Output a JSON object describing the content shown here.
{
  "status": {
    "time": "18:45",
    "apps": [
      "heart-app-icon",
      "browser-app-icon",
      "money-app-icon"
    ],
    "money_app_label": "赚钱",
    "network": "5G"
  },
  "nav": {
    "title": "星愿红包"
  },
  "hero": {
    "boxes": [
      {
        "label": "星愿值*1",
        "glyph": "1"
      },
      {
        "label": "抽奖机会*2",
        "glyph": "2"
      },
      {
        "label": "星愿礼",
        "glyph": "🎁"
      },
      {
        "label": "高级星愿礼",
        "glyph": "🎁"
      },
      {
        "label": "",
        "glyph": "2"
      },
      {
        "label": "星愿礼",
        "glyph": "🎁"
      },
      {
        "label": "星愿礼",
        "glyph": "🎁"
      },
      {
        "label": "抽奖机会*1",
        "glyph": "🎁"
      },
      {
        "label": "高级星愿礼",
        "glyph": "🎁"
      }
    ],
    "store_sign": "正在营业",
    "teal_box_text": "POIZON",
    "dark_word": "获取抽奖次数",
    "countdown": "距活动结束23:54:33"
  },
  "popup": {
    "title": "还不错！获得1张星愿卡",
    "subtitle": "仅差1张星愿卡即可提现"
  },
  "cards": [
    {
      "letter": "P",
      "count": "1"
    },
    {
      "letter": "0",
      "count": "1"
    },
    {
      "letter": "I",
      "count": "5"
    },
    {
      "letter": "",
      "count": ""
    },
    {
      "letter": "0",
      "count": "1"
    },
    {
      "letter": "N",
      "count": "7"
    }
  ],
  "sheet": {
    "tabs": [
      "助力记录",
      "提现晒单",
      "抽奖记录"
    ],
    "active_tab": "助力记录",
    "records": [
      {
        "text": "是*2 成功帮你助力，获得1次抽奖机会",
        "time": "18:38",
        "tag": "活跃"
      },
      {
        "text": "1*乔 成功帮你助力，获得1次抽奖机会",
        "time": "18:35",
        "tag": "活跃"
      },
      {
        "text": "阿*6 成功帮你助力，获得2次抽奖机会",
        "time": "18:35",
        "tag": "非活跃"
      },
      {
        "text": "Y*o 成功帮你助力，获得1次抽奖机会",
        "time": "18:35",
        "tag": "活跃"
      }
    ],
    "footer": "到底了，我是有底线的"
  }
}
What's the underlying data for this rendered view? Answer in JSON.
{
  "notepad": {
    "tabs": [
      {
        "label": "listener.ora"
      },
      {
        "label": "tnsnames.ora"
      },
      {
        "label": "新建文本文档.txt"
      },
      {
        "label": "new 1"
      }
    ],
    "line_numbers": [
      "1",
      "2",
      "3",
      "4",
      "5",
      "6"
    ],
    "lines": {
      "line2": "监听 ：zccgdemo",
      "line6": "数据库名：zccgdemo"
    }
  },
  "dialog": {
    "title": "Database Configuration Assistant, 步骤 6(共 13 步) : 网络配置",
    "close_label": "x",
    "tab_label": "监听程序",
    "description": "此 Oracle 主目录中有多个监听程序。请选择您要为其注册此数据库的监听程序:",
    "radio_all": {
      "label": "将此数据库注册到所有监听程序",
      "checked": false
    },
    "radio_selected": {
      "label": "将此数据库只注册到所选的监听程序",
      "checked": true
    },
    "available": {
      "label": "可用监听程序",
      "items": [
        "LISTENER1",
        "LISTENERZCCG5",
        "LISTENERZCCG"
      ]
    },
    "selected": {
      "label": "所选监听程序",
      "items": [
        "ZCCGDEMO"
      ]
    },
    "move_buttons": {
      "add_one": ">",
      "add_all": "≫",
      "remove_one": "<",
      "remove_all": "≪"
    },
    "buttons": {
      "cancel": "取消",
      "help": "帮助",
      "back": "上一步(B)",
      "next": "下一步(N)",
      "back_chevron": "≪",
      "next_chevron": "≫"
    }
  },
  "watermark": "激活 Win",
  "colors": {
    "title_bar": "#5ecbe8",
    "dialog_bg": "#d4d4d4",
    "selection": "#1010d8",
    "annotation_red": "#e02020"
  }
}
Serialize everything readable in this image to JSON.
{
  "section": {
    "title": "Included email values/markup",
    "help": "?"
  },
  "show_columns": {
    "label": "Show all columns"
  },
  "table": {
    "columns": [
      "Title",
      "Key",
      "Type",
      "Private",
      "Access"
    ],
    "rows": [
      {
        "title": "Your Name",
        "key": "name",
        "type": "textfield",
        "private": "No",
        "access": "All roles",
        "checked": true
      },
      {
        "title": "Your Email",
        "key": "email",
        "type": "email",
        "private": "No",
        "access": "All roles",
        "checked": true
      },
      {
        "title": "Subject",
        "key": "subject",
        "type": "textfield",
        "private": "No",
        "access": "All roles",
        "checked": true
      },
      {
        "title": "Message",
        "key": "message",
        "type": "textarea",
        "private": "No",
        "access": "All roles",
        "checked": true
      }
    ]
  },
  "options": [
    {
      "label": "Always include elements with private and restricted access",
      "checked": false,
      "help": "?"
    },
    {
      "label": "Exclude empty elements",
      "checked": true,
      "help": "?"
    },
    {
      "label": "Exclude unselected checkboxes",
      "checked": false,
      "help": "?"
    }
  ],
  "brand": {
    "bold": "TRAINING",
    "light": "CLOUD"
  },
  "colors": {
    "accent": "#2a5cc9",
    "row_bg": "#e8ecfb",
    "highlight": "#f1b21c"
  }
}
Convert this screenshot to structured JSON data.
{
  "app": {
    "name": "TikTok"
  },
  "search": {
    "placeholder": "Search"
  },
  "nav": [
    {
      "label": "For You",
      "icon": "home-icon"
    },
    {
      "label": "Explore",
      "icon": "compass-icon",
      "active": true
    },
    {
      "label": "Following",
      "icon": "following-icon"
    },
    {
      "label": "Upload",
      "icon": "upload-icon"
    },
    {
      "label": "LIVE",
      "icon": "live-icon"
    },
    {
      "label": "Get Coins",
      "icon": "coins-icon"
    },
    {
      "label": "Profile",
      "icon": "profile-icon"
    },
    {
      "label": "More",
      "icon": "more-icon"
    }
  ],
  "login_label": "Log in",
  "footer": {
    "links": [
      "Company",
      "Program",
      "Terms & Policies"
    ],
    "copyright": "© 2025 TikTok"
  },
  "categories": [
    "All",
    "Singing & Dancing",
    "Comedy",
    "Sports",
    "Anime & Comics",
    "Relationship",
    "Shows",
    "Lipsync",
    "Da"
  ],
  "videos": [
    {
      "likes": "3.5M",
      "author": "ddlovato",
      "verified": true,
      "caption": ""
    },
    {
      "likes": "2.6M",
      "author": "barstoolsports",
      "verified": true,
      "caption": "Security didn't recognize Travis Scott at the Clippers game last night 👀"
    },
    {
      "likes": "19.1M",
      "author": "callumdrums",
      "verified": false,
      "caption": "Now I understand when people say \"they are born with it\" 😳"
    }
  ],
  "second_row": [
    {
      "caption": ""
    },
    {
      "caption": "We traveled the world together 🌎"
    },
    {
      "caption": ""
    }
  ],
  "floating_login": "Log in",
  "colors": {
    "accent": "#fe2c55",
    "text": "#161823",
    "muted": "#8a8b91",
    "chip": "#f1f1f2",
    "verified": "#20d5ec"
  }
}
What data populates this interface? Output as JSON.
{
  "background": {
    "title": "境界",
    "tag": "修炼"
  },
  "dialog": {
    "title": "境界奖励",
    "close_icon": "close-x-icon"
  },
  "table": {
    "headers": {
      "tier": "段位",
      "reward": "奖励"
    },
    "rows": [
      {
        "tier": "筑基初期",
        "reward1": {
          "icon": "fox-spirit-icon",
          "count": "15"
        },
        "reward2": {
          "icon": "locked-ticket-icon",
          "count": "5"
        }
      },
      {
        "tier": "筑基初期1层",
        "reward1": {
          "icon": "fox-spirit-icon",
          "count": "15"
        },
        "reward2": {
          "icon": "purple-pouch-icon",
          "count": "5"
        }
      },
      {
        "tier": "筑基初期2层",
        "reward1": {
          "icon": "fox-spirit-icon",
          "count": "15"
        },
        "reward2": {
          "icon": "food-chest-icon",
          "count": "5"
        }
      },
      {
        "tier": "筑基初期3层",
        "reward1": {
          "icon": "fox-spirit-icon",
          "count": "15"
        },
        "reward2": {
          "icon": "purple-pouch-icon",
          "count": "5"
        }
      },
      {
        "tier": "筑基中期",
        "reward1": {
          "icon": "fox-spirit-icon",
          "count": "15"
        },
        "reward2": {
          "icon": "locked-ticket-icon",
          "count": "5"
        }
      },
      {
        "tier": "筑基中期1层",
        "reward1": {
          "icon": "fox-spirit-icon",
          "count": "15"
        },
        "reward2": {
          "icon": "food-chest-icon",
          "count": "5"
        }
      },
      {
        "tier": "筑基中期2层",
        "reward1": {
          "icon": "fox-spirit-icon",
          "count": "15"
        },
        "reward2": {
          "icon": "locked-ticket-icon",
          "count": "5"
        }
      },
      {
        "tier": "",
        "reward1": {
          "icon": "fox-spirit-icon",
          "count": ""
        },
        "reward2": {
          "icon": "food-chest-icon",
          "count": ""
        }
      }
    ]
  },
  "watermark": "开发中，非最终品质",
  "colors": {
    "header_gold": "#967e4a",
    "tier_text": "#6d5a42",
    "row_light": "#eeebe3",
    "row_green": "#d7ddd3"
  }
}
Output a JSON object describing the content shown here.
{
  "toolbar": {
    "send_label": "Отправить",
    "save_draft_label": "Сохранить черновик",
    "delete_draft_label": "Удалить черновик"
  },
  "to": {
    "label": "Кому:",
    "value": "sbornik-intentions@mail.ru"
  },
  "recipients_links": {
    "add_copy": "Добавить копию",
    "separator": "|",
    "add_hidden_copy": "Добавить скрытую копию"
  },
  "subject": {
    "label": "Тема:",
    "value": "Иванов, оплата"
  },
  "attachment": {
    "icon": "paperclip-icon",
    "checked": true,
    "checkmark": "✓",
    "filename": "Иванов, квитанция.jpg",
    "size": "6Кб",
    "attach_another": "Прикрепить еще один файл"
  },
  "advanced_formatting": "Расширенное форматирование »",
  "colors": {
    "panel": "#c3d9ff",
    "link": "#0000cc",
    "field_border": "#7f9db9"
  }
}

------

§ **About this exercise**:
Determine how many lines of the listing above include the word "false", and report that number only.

§ **Solved problem**:
4